WHAT YOU NEED TO DO
Copy, from the data below, every line that has "title" in it.

Excerpts from a dataset:

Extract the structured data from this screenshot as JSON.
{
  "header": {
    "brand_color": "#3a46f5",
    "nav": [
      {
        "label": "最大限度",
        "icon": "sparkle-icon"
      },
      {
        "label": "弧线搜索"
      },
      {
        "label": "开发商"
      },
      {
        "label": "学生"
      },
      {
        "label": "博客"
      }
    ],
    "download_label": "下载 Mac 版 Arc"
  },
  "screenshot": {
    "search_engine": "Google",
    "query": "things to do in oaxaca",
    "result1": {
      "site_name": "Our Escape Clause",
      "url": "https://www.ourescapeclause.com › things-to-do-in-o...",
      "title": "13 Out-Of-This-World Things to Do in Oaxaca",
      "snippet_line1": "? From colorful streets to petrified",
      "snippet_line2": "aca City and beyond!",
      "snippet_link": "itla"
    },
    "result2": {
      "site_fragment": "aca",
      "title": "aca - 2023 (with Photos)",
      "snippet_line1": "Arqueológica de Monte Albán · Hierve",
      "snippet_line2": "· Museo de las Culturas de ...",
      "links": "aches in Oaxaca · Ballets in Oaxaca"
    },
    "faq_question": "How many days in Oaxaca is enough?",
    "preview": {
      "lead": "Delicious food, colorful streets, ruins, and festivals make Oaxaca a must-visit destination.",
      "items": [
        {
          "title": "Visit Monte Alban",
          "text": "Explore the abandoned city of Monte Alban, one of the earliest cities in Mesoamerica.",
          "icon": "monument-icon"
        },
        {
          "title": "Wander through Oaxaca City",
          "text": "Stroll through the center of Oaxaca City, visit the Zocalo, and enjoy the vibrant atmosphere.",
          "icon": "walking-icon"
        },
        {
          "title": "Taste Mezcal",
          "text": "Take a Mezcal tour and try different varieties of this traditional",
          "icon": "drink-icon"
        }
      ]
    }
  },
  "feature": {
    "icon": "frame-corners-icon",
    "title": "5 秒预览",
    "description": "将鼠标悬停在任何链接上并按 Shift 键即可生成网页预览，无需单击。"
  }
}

FINISHED TASK
      "title": "13 Out-Of-This-World Things to Do in Oaxaca",
      "title": "aca - 2023 (with Photos)",
          "title": "Visit Monte Alban",
          "title": "Wander through Oaxaca City",
          "title": "Taste Mezcal",
    "title": "5 秒预览",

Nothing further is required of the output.